Requirement: Report the count of lines with "JSON" in the data below, and no other words.

Web page and app entries:
*****
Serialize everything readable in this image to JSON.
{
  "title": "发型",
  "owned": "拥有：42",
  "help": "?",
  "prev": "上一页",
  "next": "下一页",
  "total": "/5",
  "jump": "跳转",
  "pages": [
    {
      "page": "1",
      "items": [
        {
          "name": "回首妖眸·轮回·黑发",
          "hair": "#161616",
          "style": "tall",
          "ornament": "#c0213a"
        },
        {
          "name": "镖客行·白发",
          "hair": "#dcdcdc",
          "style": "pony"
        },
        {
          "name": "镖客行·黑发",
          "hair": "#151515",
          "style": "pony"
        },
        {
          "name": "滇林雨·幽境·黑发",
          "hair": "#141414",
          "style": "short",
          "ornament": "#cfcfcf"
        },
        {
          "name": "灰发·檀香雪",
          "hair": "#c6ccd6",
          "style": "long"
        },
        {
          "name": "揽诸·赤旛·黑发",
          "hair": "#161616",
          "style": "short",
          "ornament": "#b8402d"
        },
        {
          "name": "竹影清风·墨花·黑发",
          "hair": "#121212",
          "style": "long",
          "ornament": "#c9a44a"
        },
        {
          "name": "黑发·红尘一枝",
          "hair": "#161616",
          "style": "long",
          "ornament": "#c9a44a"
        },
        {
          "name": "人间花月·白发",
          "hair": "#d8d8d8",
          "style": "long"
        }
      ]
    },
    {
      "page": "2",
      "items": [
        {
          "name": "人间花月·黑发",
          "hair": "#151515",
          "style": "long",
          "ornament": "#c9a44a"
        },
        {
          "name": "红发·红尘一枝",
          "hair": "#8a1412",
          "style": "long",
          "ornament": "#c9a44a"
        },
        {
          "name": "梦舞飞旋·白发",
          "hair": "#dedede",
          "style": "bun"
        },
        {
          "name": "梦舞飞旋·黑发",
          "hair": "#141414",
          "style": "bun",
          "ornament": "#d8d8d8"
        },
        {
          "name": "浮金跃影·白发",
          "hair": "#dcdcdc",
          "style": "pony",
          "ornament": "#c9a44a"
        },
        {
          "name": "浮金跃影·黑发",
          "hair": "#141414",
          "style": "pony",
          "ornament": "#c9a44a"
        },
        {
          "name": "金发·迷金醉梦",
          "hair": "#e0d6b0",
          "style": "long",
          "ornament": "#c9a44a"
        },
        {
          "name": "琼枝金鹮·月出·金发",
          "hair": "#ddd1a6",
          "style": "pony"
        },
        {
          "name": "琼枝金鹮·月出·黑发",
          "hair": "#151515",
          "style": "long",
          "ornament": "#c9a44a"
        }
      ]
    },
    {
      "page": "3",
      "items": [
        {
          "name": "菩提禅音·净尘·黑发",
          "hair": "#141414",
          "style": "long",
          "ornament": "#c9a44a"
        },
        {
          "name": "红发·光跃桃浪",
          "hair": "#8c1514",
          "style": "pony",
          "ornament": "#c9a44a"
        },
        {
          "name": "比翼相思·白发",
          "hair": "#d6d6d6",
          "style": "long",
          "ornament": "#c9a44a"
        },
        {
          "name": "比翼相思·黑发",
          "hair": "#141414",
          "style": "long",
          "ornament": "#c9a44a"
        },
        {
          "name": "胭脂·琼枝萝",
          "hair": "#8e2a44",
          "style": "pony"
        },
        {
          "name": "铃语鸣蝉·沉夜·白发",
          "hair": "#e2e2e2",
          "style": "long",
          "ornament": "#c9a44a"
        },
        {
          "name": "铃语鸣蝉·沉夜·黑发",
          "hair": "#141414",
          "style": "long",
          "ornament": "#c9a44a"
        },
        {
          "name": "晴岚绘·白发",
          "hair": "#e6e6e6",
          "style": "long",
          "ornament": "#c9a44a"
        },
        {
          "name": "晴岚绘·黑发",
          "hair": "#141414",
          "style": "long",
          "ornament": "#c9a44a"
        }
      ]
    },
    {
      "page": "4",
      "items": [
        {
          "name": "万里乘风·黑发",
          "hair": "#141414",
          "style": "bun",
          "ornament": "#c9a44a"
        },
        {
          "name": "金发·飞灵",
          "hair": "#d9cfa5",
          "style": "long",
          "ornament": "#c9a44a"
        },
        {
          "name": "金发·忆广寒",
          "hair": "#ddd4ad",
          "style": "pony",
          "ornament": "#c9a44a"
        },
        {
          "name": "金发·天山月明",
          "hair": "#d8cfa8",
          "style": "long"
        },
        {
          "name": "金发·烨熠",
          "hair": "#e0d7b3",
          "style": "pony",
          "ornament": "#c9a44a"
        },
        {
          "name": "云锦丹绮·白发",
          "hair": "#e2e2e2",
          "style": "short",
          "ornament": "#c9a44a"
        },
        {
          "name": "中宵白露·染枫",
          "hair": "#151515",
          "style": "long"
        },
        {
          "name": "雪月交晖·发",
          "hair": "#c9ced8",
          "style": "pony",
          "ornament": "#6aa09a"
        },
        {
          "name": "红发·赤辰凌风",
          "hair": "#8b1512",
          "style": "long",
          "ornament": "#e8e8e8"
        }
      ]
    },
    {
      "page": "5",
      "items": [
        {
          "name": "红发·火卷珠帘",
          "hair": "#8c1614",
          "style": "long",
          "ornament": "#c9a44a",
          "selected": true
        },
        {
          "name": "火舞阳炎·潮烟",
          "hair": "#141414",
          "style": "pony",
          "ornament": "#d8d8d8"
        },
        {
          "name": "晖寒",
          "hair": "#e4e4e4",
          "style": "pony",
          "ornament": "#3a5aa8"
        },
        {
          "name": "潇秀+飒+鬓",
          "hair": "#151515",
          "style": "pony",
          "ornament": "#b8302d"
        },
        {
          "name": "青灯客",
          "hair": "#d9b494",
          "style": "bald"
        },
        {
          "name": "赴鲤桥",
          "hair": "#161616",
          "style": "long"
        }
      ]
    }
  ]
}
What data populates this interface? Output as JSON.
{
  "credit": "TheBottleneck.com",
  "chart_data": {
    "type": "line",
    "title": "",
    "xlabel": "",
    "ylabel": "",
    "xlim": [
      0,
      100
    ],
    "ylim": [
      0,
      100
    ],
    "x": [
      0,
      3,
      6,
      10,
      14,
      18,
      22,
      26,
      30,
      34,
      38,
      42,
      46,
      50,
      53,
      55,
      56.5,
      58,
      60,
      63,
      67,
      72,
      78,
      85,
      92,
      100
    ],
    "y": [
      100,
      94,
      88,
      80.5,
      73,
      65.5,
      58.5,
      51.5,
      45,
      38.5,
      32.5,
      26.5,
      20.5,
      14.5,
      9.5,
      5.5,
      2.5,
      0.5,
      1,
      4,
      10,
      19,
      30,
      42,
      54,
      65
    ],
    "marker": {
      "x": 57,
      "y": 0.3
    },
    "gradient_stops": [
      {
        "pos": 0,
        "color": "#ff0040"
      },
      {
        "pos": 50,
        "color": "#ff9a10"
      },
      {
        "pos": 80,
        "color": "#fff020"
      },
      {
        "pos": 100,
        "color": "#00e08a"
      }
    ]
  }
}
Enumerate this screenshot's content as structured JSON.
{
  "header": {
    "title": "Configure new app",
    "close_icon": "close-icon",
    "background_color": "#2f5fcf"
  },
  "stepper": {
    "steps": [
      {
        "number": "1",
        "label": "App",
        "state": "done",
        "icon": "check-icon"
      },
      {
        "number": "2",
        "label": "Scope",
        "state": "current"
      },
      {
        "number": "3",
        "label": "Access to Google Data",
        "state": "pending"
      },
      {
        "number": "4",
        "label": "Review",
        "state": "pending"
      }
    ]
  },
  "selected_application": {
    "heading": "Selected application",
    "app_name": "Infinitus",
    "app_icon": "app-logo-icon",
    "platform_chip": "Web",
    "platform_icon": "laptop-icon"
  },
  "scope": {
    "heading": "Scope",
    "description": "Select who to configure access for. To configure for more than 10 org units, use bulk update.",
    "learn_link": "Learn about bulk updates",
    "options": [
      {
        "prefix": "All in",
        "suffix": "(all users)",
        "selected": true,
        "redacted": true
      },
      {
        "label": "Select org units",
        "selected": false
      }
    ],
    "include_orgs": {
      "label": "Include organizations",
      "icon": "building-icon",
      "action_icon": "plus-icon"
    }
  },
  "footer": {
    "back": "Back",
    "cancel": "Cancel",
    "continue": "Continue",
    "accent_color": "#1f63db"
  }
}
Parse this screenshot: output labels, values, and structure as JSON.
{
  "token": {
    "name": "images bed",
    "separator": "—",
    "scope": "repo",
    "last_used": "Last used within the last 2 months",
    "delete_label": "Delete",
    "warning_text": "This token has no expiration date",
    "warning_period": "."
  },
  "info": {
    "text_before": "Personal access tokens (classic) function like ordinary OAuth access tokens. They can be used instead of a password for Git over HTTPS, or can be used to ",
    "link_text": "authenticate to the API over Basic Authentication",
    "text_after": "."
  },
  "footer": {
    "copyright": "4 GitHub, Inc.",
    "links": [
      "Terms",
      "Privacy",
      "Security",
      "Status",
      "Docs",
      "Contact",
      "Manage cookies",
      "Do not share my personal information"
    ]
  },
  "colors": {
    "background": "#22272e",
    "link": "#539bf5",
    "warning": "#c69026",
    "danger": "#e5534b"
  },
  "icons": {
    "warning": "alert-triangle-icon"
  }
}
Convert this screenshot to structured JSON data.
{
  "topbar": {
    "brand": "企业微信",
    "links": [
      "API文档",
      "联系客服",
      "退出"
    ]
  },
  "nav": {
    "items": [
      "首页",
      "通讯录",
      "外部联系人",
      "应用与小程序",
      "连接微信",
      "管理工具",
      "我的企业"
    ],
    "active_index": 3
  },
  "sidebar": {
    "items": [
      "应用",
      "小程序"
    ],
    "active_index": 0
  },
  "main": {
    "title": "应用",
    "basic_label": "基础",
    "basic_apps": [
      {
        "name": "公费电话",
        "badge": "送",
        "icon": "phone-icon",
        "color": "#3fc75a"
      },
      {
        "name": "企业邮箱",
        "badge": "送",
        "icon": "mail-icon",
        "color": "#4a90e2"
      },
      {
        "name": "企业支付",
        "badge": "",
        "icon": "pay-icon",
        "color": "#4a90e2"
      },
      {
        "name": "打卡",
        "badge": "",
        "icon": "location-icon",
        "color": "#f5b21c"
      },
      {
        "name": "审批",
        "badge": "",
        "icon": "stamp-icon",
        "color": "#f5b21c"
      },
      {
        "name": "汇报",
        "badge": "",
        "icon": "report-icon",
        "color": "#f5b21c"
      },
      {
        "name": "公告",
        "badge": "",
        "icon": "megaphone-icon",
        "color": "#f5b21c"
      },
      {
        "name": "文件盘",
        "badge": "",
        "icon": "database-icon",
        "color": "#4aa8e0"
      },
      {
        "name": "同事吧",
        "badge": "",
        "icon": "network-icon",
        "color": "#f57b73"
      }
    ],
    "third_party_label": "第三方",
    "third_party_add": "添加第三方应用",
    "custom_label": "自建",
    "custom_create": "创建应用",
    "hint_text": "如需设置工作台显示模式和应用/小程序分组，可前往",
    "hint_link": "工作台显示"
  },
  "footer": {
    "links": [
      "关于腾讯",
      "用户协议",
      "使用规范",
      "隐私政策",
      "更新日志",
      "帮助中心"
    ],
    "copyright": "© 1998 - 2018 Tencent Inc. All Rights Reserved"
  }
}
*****
Answer box: 5